---------- Listed records ----------
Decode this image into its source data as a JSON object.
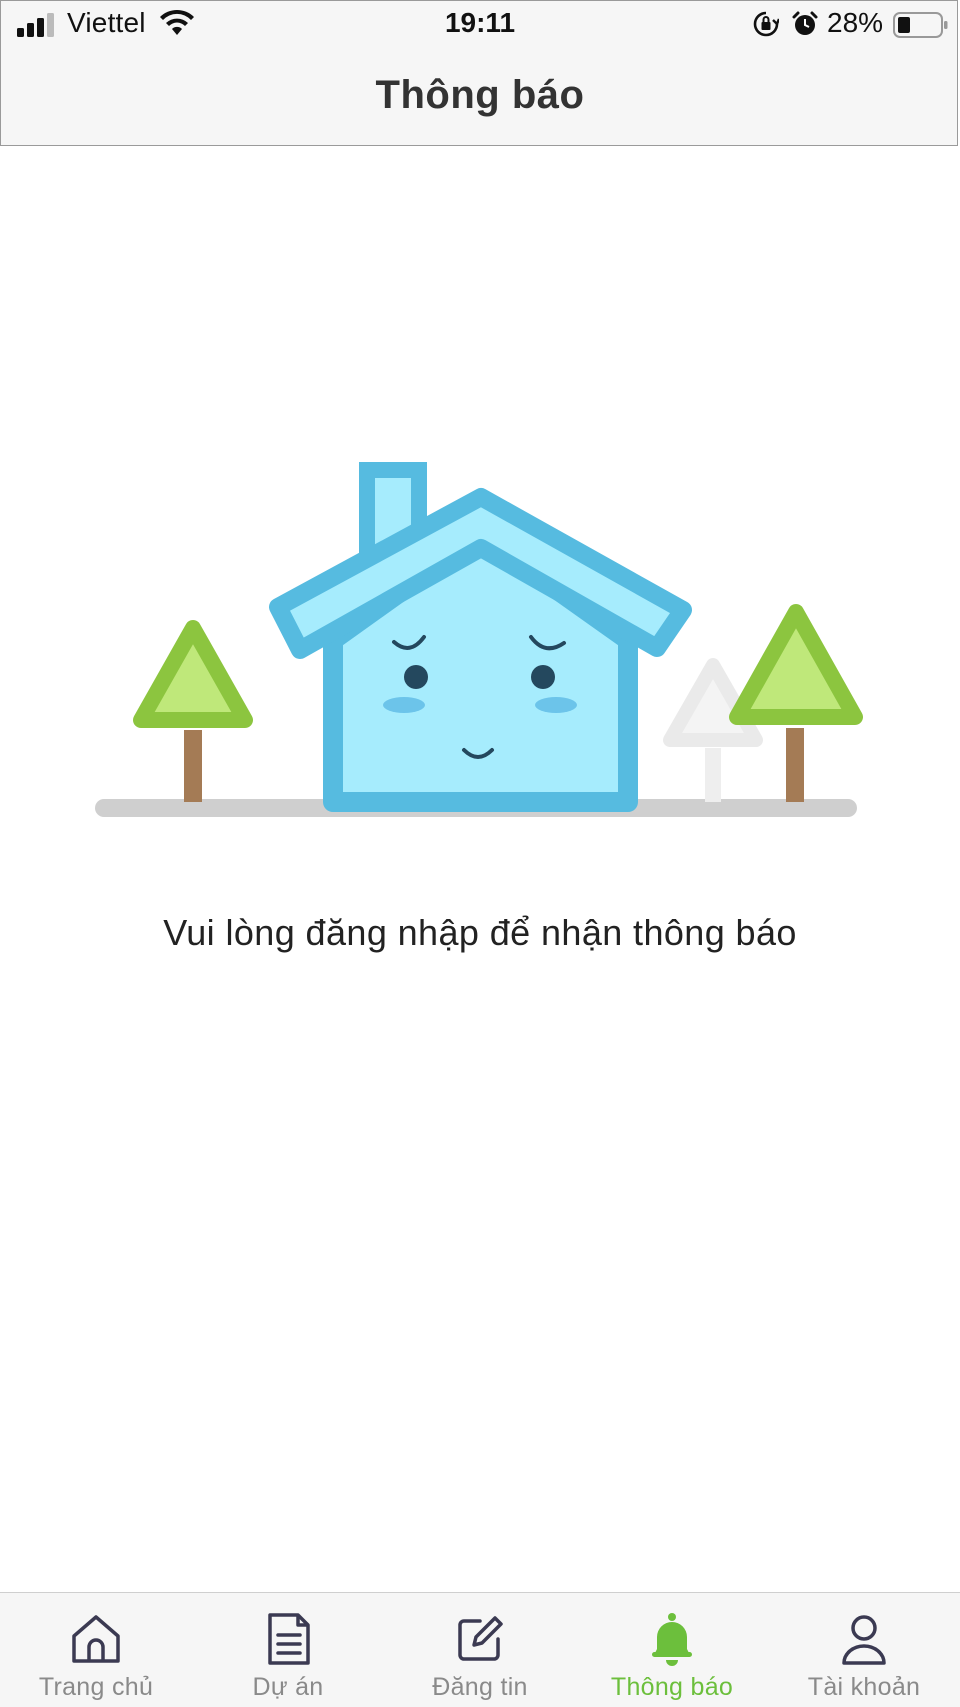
{
  "status_bar": {
    "carrier": "Viettel",
    "time": "19:11",
    "battery": "28%"
  },
  "header": {
    "title": "Thông báo"
  },
  "main": {
    "message": "Vui lòng đăng nhập để nhận thông báo"
  },
  "tabbar": {
    "active_color": "#6cbf3c",
    "items": [
      {
        "label": "Trang chủ",
        "icon": "home-icon"
      },
      {
        "label": "Dự án",
        "icon": "document-icon"
      },
      {
        "label": "Đăng tin",
        "icon": "edit-icon"
      },
      {
        "label": "Thông báo",
        "icon": "bell-icon",
        "active": true
      },
      {
        "label": "Tài khoản",
        "icon": "user-icon"
      }
    ]
  }
}
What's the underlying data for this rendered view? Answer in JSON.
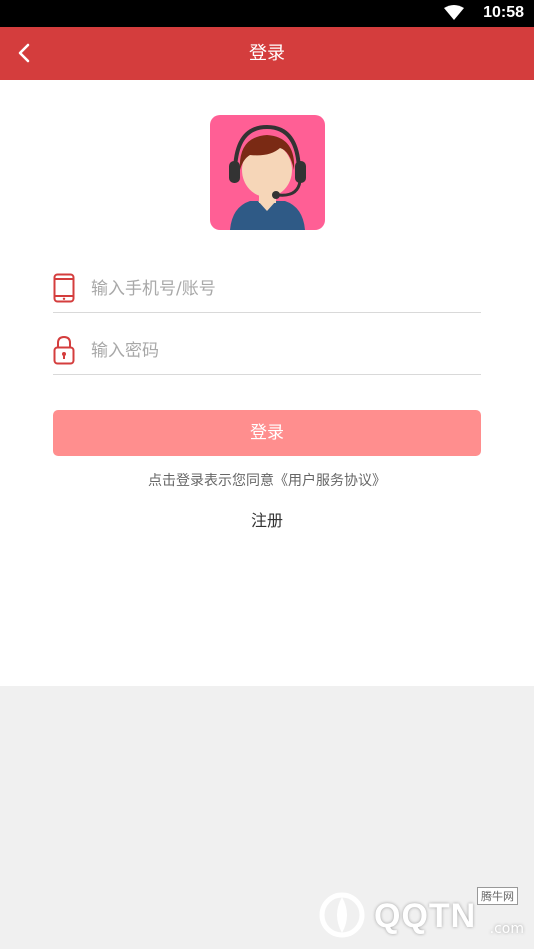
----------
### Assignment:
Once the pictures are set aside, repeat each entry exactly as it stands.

### Result of the task:
Decode this image into its source data as a JSON object.
{
  "status_bar": {
    "carrier": "Viettel",
    "time": "19:11",
    "battery": "28%"
  },
  "header": {
    "title": "Thông báo"
  },
  "main": {
    "message": "Vui lòng đăng nhập để nhận thông báo"
  },
  "tabbar": {
    "active_color": "#6cbf3c",
    "items": [
      {
        "label": "Trang chủ",
        "icon": "home-icon"
      },
      {
        "label": "Dự án",
        "icon": "document-icon"
      },
      {
        "label": "Đăng tin",
        "icon": "edit-icon"
      },
      {
        "label": "Thông báo",
        "icon": "bell-icon",
        "active": true
      },
      {
        "label": "Tài khoản",
        "icon": "user-icon"
      }
    ]
  }
}
What's the underlying data for this rendered view? Answer in JSON.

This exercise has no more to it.